Search the data for "icon". Return each matching line.

____________

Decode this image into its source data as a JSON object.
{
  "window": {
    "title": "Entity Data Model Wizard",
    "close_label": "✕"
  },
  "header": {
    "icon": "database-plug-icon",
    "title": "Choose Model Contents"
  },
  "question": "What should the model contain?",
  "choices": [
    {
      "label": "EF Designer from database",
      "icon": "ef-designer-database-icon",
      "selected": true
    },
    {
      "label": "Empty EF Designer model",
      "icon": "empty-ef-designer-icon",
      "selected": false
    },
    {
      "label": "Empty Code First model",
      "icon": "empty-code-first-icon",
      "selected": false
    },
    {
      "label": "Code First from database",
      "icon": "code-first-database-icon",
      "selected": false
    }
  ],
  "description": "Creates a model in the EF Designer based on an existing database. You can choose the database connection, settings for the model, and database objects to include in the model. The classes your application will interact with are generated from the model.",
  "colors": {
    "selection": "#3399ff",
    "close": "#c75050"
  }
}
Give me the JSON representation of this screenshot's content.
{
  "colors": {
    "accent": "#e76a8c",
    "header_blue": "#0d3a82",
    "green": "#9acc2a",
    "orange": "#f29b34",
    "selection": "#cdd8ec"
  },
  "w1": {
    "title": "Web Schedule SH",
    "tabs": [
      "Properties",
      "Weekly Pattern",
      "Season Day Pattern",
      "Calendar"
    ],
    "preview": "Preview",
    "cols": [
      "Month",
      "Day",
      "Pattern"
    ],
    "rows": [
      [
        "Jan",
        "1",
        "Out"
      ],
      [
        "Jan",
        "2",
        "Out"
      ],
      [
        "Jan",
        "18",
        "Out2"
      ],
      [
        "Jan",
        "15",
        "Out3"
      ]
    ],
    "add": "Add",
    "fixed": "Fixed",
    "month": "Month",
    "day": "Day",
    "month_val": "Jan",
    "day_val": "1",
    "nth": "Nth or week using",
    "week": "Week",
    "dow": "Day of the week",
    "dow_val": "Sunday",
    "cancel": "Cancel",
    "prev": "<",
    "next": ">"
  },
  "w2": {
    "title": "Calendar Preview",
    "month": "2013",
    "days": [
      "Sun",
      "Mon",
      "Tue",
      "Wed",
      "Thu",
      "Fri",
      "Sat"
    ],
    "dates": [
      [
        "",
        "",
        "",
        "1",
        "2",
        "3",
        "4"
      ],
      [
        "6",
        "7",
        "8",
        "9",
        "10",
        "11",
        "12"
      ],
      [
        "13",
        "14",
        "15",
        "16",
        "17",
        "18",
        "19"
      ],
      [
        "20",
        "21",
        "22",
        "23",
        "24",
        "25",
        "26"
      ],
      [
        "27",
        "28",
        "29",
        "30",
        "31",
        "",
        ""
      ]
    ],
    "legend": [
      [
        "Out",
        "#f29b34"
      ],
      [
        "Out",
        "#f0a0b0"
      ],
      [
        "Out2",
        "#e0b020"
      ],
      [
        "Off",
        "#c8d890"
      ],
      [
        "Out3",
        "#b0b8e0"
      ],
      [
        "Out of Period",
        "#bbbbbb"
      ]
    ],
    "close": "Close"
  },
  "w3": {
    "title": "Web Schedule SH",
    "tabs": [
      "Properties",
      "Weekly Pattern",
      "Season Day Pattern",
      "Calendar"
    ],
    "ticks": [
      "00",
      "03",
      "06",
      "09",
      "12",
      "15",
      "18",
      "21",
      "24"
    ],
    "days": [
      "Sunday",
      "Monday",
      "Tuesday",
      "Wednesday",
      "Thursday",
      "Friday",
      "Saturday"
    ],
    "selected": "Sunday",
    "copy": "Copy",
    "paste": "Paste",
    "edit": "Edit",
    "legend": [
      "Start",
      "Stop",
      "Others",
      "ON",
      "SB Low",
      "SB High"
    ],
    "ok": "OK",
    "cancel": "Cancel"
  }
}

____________

- **The answer**
    "icon": "database-plug-icon",
      "icon": "ef-designer-database-icon",
      "icon": "empty-ef-designer-icon",
      "icon": "empty-code-first-icon",
      "icon": "code-first-database-icon",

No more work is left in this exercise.